Bournemouth University’s pioneering Fair Access Research project sees academics from a variety of disciplines working with students, SUBU, student support services and widening participation (WP) practitioners to develop and expand knowledge and expertise in the field of fair access to higher education.

This large collaborative research study is being led by Dr Vanessa Heaslip and Dr Clive Hunt, and forms part of the research being undertaken in the Centre for Fusion Learning, Innovation and Excellence.

Drawing on the expertise of our research team (ranging from nursing to engineering), the Fair Access Research project seeks to understand more fully the complex intersections that are at play when it comes to participation in higher education, and to develop ways to enhance positive student experiences.

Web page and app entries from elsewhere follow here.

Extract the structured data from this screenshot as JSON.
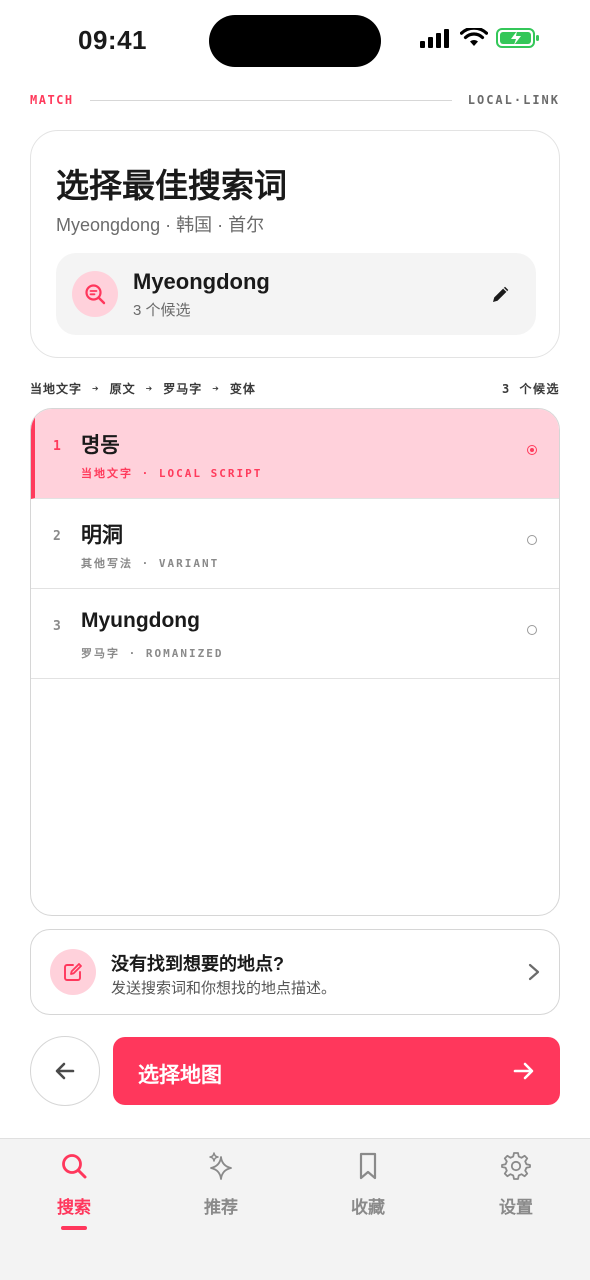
{
  "status_bar": {
    "time": "09:41"
  },
  "brand": {
    "left": "MATCH",
    "right": "LOCAL·LINK"
  },
  "header": {
    "title": "选择最佳搜索词",
    "location": "Myeongdong · 韩国 · 首尔",
    "query": "Myeongdong",
    "candidate_count": "3 个候选"
  },
  "pipeline": {
    "steps": [
      "当地文字",
      "原文",
      "罗马字",
      "变体"
    ],
    "count": "3 个候选"
  },
  "candidates": [
    {
      "index": "1",
      "name": "명동",
      "tag": "当地文字 · LOCAL SCRIPT",
      "selected": true
    },
    {
      "index": "2",
      "name": "明洞",
      "tag": "其他写法 · VARIANT",
      "selected": false
    },
    {
      "index": "3",
      "name": "Myungdong",
      "tag": "罗马字 · ROMANIZED",
      "selected": false
    }
  ],
  "help": {
    "title": "没有找到想要的地点?",
    "subtitle": "发送搜索词和你想找的地点描述。"
  },
  "actions": {
    "primary_label": "选择地图"
  },
  "tabs": [
    {
      "label": "搜索",
      "icon": "search-icon",
      "active": true
    },
    {
      "label": "推荐",
      "icon": "sparkle-icon",
      "active": false
    },
    {
      "label": "收藏",
      "icon": "bookmark-icon",
      "active": false
    },
    {
      "label": "设置",
      "icon": "gear-icon",
      "active": false
    }
  ],
  "colors": {
    "accent": "#ff375c",
    "accent_soft": "#ffd1db"
  }
}
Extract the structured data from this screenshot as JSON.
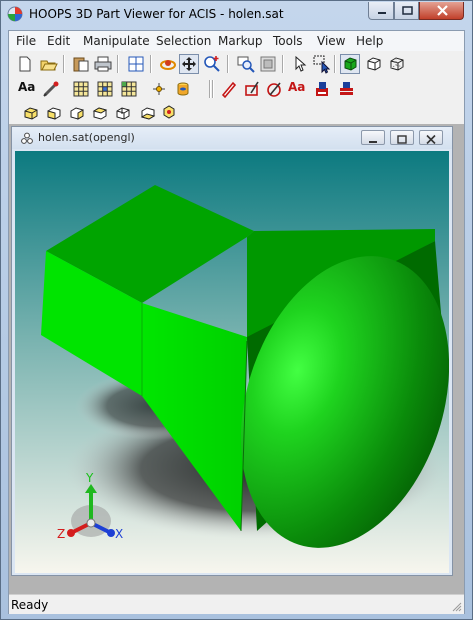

Underpinned by an ethos of inclusive education, a commitment to student engagement and practice-led research, our Fair Access Research team will learn from the expertise and experiences of students and colleagues to understand what issues arise across the student journey for disadvantaged and marginalised learners.

Our research pays particular attention to students with the following WP characteristics:

  • Mature students
  • Disability
  • Ethnic origin
  • Gender
  • First generation to attend university
  • Socio-economic groups
  • Lower participating neighbourhoods
  • Care leavers.

By examining the experiences of these students, we aim to establish practical ways to promote opportunities, equality and achievement for all students at BU.

The aims and structure of our research

We understand fair access to encompass the whole student experience. So, we are working closely with colleagues at BU to find out:

  • If there are differences in applications and enrollments for students from WP backgrounds
  • If there are any differences in rates of retention for students from different backgrounds
  • Whether there are differences in attainment and degree outcome for students from WP backgrounds
  • How student background affects student experiences at BU.

Once we understand whether there are any differences in participation, we can investigate particular areas in more depth and undertake action research to make positive changes to enhance experience for all students.

This systematic, multi-year study will employ innovative research methods drawn from different disciplines and see students taking part in the co-creation of knowledge to contribute to the understanding of fair access to higher education.

This collaborative practice-led research will shape long-term strategies to support disadvantaged and marginalised learners across the whole student journey.

We will produce a series of research outputs, blog posts, and resources to build the knowledge and understanding of fair access. This can better inform policy makers and practitioners to deliver effective support to make higher education fairer.